What is required:
Across the entries, count the lines that include "this" and report only that number.

Task input:
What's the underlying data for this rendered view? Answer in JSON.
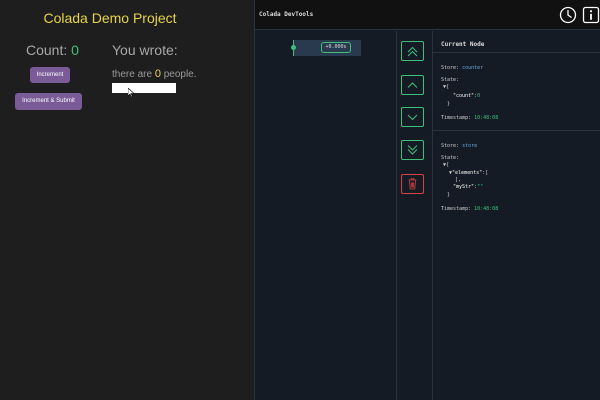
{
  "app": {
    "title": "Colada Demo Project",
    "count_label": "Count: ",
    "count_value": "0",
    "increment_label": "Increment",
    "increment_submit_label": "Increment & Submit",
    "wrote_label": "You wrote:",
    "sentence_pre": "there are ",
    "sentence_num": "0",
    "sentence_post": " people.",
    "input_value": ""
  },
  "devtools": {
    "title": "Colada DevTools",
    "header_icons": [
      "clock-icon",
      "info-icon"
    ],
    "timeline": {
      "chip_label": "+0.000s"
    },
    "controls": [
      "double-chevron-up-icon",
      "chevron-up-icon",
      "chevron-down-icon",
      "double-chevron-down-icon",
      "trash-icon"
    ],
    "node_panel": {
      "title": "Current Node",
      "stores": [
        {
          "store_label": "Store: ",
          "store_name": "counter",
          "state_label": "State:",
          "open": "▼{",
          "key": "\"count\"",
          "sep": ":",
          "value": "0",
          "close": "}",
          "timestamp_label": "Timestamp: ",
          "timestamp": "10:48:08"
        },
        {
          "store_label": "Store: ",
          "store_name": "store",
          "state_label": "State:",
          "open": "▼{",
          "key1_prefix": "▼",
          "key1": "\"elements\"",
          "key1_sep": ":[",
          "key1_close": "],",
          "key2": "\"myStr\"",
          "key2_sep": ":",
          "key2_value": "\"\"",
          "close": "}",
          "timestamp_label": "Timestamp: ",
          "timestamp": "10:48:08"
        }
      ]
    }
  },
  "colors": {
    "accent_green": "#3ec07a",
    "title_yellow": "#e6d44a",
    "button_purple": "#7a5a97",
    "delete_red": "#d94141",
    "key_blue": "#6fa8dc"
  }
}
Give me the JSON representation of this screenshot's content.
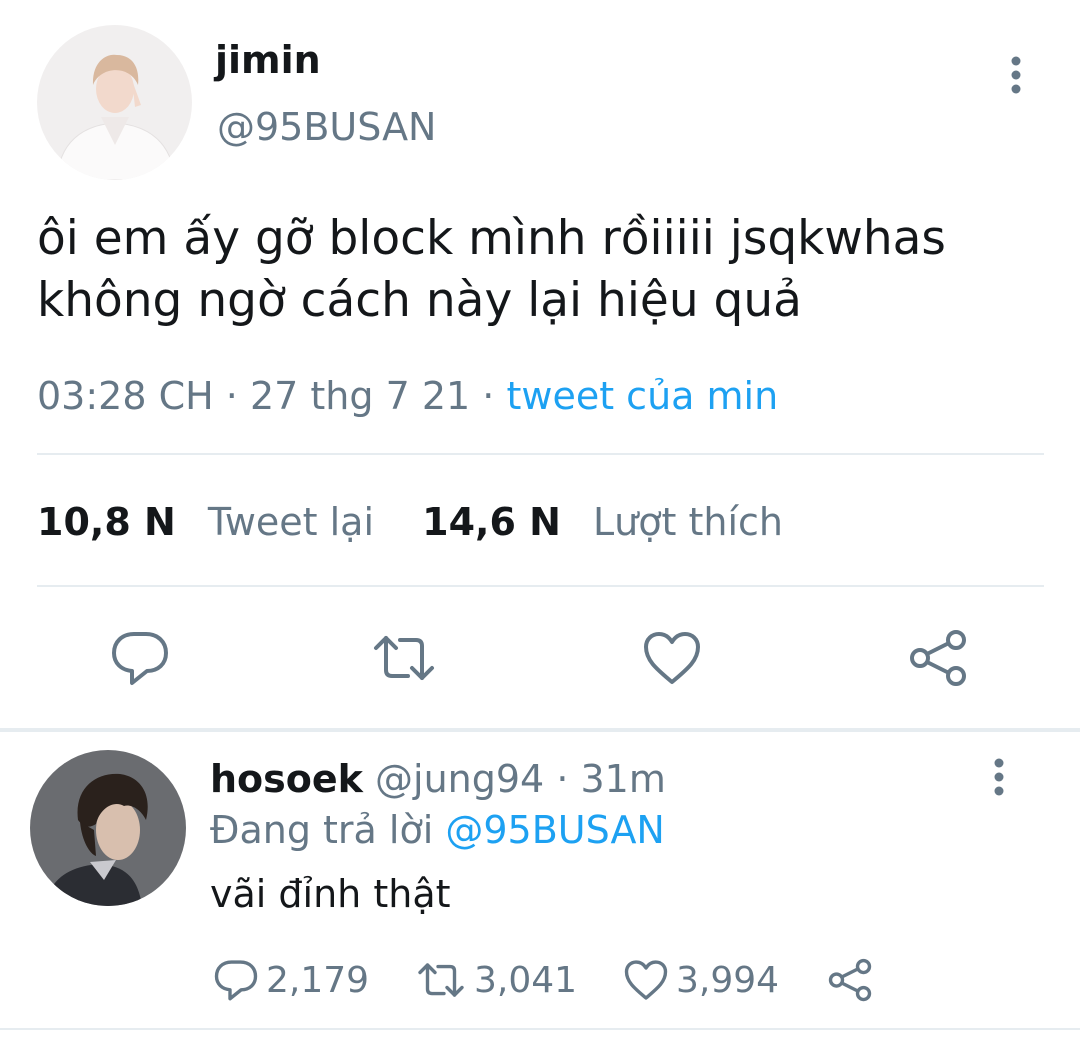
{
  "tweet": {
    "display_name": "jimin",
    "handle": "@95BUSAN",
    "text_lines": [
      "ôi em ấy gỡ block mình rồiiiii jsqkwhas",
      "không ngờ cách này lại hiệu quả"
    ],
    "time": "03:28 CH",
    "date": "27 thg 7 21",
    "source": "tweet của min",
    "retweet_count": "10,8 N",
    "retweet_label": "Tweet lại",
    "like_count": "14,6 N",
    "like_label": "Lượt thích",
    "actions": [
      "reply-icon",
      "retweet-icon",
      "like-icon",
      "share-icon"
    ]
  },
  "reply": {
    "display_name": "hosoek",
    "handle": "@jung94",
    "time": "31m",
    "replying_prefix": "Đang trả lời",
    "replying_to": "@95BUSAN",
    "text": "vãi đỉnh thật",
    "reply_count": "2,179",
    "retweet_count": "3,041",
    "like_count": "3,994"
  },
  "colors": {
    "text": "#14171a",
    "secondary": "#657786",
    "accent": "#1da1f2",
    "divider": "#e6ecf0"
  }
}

Solution below:
2